## Your objective
Your answer must be an exact repetition of every record.

**********

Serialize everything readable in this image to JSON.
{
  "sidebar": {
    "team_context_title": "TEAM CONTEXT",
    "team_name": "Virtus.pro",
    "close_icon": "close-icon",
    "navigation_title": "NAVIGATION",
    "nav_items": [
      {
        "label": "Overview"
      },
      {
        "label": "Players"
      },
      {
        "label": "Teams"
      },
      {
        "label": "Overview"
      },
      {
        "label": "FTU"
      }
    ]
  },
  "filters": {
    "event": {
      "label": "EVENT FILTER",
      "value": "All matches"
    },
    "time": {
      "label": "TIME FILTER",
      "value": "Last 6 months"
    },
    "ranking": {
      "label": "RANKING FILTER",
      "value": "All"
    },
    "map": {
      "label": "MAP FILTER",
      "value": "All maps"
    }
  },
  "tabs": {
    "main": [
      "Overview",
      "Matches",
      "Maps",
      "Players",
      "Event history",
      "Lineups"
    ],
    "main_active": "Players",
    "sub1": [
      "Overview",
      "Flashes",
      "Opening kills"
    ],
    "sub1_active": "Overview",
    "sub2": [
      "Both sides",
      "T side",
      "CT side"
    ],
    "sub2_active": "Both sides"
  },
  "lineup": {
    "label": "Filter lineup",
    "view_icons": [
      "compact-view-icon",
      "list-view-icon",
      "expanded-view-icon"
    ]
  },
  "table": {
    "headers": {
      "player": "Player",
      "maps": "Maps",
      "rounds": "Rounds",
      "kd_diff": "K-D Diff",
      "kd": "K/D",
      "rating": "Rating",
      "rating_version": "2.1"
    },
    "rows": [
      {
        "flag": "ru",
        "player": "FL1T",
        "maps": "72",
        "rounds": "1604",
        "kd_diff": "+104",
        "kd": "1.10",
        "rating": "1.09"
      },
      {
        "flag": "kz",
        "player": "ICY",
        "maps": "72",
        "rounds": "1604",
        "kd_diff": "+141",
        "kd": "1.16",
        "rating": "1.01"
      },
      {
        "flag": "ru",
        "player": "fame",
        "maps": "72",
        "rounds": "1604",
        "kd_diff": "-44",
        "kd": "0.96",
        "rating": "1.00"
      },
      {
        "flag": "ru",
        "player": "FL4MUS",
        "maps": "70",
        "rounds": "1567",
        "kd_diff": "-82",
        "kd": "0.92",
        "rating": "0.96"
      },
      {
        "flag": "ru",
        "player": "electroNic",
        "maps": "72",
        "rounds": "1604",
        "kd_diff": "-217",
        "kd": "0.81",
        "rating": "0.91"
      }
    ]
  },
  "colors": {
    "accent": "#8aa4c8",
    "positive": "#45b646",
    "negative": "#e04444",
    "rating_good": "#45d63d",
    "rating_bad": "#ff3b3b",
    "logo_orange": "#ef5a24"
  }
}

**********

## Written response
Serialize everything readable in this image to JSON.
{
  "sidebar": {
    "team_context_title": "TEAM CONTEXT",
    "team_name": "Virtus.pro",
    "close_icon": "close-icon",
    "navigation_title": "NAVIGATION",
    "nav_items": [
      {
        "label": "Overview"
      },
      {
        "label": "Players"
      },
      {
        "label": "Teams"
      },
      {
        "label": "Overview"
      },
      {
        "label": "FTU"
      }
    ]
  },
  "filters": {
    "event": {
      "label": "EVENT FILTER",
      "value": "All matches"
    },
    "time": {
      "label": "TIME FILTER",
      "value": "Last 6 months"
    },
    "ranking": {
      "label": "RANKING FILTER",
      "value": "All"
    },
    "map": {
      "label": "MAP FILTER",
      "value": "All maps"
    }
  },
  "tabs": {
    "main": [
      "Overview",
      "Matches",
      "Maps",
      "Players",
      "Event history",
      "Lineups"
    ],
    "main_active": "Players",
    "sub1": [
      "Overview",
      "Flashes",
      "Opening kills"
    ],
    "sub1_active": "Overview",
    "sub2": [
      "Both sides",
      "T side",
      "CT side"
    ],
    "sub2_active": "Both sides"
  },
  "lineup": {
    "label": "Filter lineup",
    "view_icons": [
      "compact-view-icon",
      "list-view-icon",
      "expanded-view-icon"
    ]
  },
  "table": {
    "headers": {
      "player": "Player",
      "maps": "Maps",
      "rounds": "Rounds",
      "kd_diff": "K-D Diff",
      "kd": "K/D",
      "rating": "Rating",
      "rating_version": "2.1"
    },
    "rows": [
      {
        "flag": "ru",
        "player": "FL1T",
        "maps": "72",
        "rounds": "1604",
        "kd_diff": "+104",
        "kd": "1.10",
        "rating": "1.09"
      },
      {
        "flag": "kz",
        "player": "ICY",
        "maps": "72",
        "rounds": "1604",
        "kd_diff": "+141",
        "kd": "1.16",
        "rating": "1.01"
      },
      {
        "flag": "ru",
        "player": "fame",
        "maps": "72",
        "rounds": "1604",
        "kd_diff": "-44",
        "kd": "0.96",
        "rating": "1.00"
      },
      {
        "flag": "ru",
        "player": "FL4MUS",
        "maps": "70",
        "rounds": "1567",
        "kd_diff": "-82",
        "kd": "0.92",
        "rating": "0.96"
      },
      {
        "flag": "ru",
        "player": "electroNic",
        "maps": "72",
        "rounds": "1604",
        "kd_diff": "-217",
        "kd": "0.81",
        "rating": "0.91"
      }
    ]
  },
  "colors": {
    "accent": "#8aa4c8",
    "positive": "#45b646",
    "negative": "#e04444",
    "rating_good": "#45d63d",
    "rating_bad": "#ff3b3b",
    "logo_orange": "#ef5a24"
  }
}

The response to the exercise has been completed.